----- DATA IN THIS EXERCISE -----

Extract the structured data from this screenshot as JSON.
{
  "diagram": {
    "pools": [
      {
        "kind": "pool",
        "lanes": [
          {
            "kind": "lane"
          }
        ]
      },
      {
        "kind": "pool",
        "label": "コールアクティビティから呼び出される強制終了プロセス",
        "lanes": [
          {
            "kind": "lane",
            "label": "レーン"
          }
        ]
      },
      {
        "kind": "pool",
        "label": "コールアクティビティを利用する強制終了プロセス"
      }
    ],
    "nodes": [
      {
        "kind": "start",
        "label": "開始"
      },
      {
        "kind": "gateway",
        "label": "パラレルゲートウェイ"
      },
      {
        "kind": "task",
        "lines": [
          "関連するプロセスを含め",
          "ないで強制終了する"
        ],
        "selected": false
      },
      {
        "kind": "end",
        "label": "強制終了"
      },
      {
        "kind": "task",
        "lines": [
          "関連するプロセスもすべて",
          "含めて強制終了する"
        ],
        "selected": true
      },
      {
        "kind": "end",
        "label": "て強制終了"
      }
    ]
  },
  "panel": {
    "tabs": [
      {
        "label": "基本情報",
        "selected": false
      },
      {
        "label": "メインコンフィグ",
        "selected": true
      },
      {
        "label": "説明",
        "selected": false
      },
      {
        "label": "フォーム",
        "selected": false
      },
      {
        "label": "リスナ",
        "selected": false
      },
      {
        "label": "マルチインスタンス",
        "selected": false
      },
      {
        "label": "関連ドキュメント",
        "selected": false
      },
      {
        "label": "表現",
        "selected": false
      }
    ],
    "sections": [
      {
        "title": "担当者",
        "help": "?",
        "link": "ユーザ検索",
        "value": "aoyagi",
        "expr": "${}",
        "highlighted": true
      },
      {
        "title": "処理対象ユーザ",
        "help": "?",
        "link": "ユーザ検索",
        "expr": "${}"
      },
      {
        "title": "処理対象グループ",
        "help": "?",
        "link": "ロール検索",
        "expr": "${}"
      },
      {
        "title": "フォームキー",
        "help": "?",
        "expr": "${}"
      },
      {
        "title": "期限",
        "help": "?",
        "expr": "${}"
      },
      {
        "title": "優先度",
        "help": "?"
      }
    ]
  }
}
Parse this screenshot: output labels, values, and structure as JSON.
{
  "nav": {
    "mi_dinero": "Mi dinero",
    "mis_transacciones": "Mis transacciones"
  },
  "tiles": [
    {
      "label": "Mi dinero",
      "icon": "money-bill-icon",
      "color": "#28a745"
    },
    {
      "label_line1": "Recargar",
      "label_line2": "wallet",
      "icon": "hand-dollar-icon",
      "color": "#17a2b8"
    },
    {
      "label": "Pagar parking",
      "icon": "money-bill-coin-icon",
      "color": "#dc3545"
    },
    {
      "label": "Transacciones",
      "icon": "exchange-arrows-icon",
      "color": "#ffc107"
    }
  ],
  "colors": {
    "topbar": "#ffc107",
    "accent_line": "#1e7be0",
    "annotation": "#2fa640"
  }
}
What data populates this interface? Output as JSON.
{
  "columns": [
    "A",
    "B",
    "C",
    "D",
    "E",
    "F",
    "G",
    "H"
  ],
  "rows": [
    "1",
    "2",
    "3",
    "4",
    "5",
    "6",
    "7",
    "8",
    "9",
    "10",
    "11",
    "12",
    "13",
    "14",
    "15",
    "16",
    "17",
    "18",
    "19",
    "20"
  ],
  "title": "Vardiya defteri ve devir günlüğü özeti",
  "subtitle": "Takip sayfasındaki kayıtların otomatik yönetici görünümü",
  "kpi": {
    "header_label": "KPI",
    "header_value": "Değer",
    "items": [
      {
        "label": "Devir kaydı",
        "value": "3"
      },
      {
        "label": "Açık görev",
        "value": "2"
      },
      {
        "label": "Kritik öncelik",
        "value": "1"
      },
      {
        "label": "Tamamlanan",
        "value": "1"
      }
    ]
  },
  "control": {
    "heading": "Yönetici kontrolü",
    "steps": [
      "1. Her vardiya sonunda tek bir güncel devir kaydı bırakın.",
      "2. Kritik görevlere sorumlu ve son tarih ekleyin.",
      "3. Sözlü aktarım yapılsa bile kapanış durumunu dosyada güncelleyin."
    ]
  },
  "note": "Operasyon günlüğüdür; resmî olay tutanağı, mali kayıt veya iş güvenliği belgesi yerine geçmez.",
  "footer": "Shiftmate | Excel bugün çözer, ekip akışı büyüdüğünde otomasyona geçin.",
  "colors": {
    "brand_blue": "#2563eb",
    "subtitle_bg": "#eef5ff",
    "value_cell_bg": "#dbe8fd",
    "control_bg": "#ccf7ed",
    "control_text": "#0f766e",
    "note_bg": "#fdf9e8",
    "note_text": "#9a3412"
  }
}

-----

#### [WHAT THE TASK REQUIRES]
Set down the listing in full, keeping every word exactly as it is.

#### [OUTPUT OF THE EXERCISE]
Extract the structured data from this screenshot as JSON.
{
  "diagram": {
    "pools": [
      {
        "kind": "pool",
        "lanes": [
          {
            "kind": "lane"
          }
        ]
      },
      {
        "kind": "pool",
        "label": "コールアクティビティから呼び出される強制終了プロセス",
        "lanes": [
          {
            "kind": "lane",
            "label": "レーン"
          }
        ]
      },
      {
        "kind": "pool",
        "label": "コールアクティビティを利用する強制終了プロセス"
      }
    ],
    "nodes": [
      {
        "kind": "start",
        "label": "開始"
      },
      {
        "kind": "gateway",
        "label": "パラレルゲートウェイ"
      },
      {
        "kind": "task",
        "lines": [
          "関連するプロセスを含め",
          "ないで強制終了する"
        ],
        "selected": false
      },
      {
        "kind": "end",
        "label": "強制終了"
      },
      {
        "kind": "task",
        "lines": [
          "関連するプロセスもすべて",
          "含めて強制終了する"
        ],
        "selected": true
      },
      {
        "kind": "end",
        "label": "て強制終了"
      }
    ]
  },
  "panel": {
    "tabs": [
      {
        "label": "基本情報",
        "selected": false
      },
      {
        "label": "メインコンフィグ",
        "selected": true
      },
      {
        "label": "説明",
        "selected": false
      },
      {
        "label": "フォーム",
        "selected": false
      },
      {
        "label": "リスナ",
        "selected": false
      },
      {
        "label": "マルチインスタンス",
        "selected": false
      },
      {
        "label": "関連ドキュメント",
        "selected": false
      },
      {
        "label": "表現",
        "selected": false
      }
    ],
    "sections": [
      {
        "title": "担当者",
        "help": "?",
        "link": "ユーザ検索",
        "value": "aoyagi",
        "expr": "${}",
        "highlighted": true
      },
      {
        "title": "処理対象ユーザ",
        "help": "?",
        "link": "ユーザ検索",
        "expr": "${}"
      },
      {
        "title": "処理対象グループ",
        "help": "?",
        "link": "ロール検索",
        "expr": "${}"
      },
      {
        "title": "フォームキー",
        "help": "?",
        "expr": "${}"
      },
      {
        "title": "期限",
        "help": "?",
        "expr": "${}"
      },
      {
        "title": "優先度",
        "help": "?"
      }
    ]
  }
}
Parse this screenshot: output labels, values, and structure as JSON.
{
  "nav": {
    "mi_dinero": "Mi dinero",
    "mis_transacciones": "Mis transacciones"
  },
  "tiles": [
    {
      "label": "Mi dinero",
      "icon": "money-bill-icon",
      "color": "#28a745"
    },
    {
      "label_line1": "Recargar",
      "label_line2": "wallet",
      "icon": "hand-dollar-icon",
      "color": "#17a2b8"
    },
    {
      "label": "Pagar parking",
      "icon": "money-bill-coin-icon",
      "color": "#dc3545"
    },
    {
      "label": "Transacciones",
      "icon": "exchange-arrows-icon",
      "color": "#ffc107"
    }
  ],
  "colors": {
    "topbar": "#ffc107",
    "accent_line": "#1e7be0",
    "annotation": "#2fa640"
  }
}
What data populates this interface? Output as JSON.
{
  "columns": [
    "A",
    "B",
    "C",
    "D",
    "E",
    "F",
    "G",
    "H"
  ],
  "rows": [
    "1",
    "2",
    "3",
    "4",
    "5",
    "6",
    "7",
    "8",
    "9",
    "10",
    "11",
    "12",
    "13",
    "14",
    "15",
    "16",
    "17",
    "18",
    "19",
    "20"
  ],
  "title": "Vardiya defteri ve devir günlüğü özeti",
  "subtitle": "Takip sayfasındaki kayıtların otomatik yönetici görünümü",
  "kpi": {
    "header_label": "KPI",
    "header_value": "Değer",
    "items": [
      {
        "label": "Devir kaydı",
        "value": "3"
      },
      {
        "label": "Açık görev",
        "value": "2"
      },
      {
        "label": "Kritik öncelik",
        "value": "1"
      },
      {
        "label": "Tamamlanan",
        "value": "1"
      }
    ]
  },
  "control": {
    "heading": "Yönetici kontrolü",
    "steps": [
      "1. Her vardiya sonunda tek bir güncel devir kaydı bırakın.",
      "2. Kritik görevlere sorumlu ve son tarih ekleyin.",
      "3. Sözlü aktarım yapılsa bile kapanış durumunu dosyada güncelleyin."
    ]
  },
  "note": "Operasyon günlüğüdür; resmî olay tutanağı, mali kayıt veya iş güvenliği belgesi yerine geçmez.",
  "footer": "Shiftmate | Excel bugün çözer, ekip akışı büyüdüğünde otomasyona geçin.",
  "colors": {
    "brand_blue": "#2563eb",
    "subtitle_bg": "#eef5ff",
    "value_cell_bg": "#dbe8fd",
    "control_bg": "#ccf7ed",
    "control_text": "#0f766e",
    "note_bg": "#fdf9e8",
    "note_text": "#9a3412"
  }
}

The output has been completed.